Christine Marion Korsgaard
|Born||April 9, 1952 (age 66)|
|Alma mater||Harvard University|
University of Illinois
|Moral philosophy · Kantianism|
Christine Marion Korsgaard, FBA (//; born April 9, 1952) is an American philosopher and Arthur Kingsley Porter Professor of Philosophy at Harvard University whose main scholarly interests are in moral philosophy and its history; the relation of issues in moral philosophy to issues in metaphysics, the philosophy of mind, and the theory of personal identity; the theory of personal relationships; and in normativity in general. She has been described as "one of today's leading moral philosophers" because of her work in defense of Kantian views in moral theory, and "the greatest contemporary proponent" of "a distinguished philosophical tradition that conceives of humanity as a task."
Korsgaard first attended Eastern Illinois University for two years and transferred to receive a B.A. from the University of Illinois and a Ph.D from Harvard, where she was a student of John Rawls. She received an LHD Doctor of Humane Letters from the University of Illinois in 2004. She is a 1970 alumna of Homewood-Flossmoor High School in Flossmoor, Ill.
She has taught at Yale, the University of California at Santa Barbara, and the University of Chicago; since 1991 she has been a professor at Harvard University, where she is now Arthur Kingsley Porter Professor of Philosophy.

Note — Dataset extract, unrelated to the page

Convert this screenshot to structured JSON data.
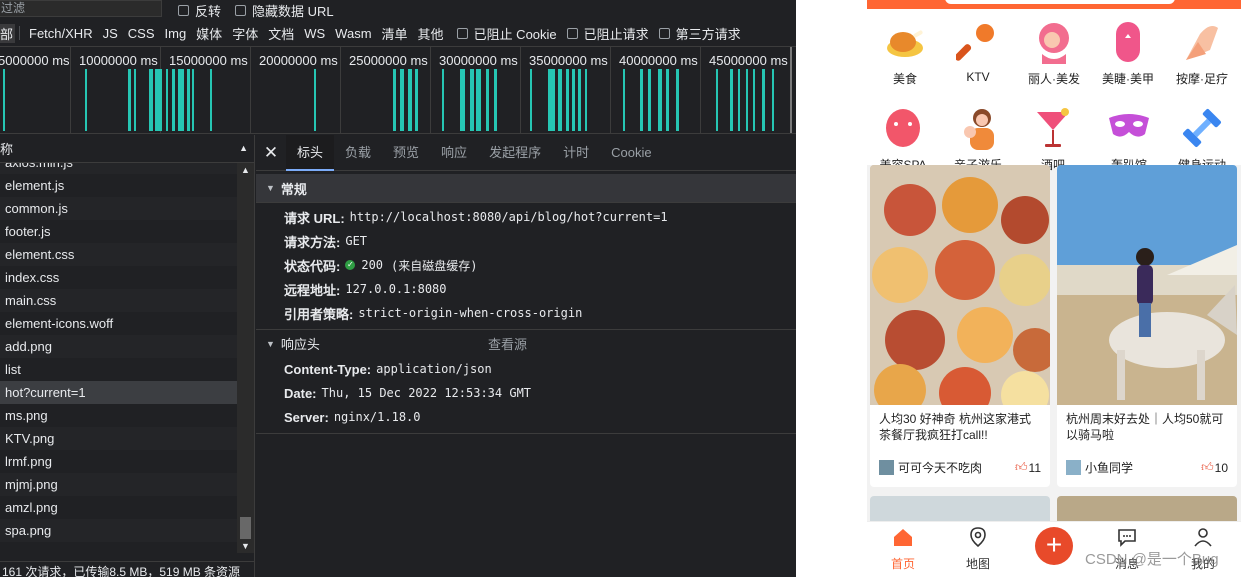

In 1996 Korsgaard published a book entitled The Sources of Normativity, which was the revised version of her Tanner Lectures on Human Values, and also a collection of her past papers on Kant's moral philosophy and Kantian approaches to contemporary moral philosophy: Creating the Kingdom of Ends. In 2002, she was the first woman to give the John Locke Lectures at the University of Oxford, which turned into her recent book, Self-Constitution: Agency, Identity, and Integrity.
She was elected a Fellow of the American Academy of Arts & Sciences in 2001 and a Corresponding Fellow of the British Academy in 2015. She served as President of the Eastern Division of the American Philosophical Association in 2008-2009, and held a Mellon Distinguished Achievement Award from 2006-2009.
- (2018) Fellow Creatures: Our obligations to other animals, Oxford University Press, ISBN 978-0198753858.
- (2009) Self-Constitution: Agency, Identity, and Integrity, Oxford University Press.
- (2008) The Constitution of Agency, Oxford University Press.
- (1996a) The Sources of Normativity, New York: Cambridge University Press, ISBN 0-521-55059-9.
- (1996b) Creating the Kingdom of Ends, New York: Cambridge University Press, ISBN 0-521-49644-6.
- (1986) "Skepticism about Practical Reason," The Journal of Philosophy 83 (1): 5-25. (Reprinted in as ch.11 in Korsgaard (1996b), pp. 311–334.)
- (1997) "The Normativity of Instrumental Reason", ch. 8 in Garrett Cullity & Berys Gaut (eds.) Ethics and Practical Reason, Oxford: Clarendon Press, pp. 215–54. (Reprinted with Afterword in Korsgaard (2008), pp. 27–69.)
- Melissa McBay Merritt, "Motherhood in Ferrante's The Lost Daughter: A Case Study of Irony as Extraordinary Reflection," Philosophy and Literature, vol. 41, no. 1 (April 2017), 184, 186. (The expression alluding to Kantianism—"a distinguished philosophical tradition that conceives of humanity as a task"—is, originally, from Jonathan Lear, A Case for Irony [Cambridge: Harvard University Press, 2011], p. 3, and in Merritt's article Korsgaard is enrolled in this tradition.)
- "Archived copy". Archived from the original on 2011-07-20. Retrieved 2014-12-19.CS1 maint: Archived copy as title (link)
- "Archived copy". Archived from the original on 2015-07-21. Retrieved 2015-07-19.CS1 maint: Archived copy as title (link)
- "Index". www.people.fas.harvard.edu. Retrieved 2018-05-16.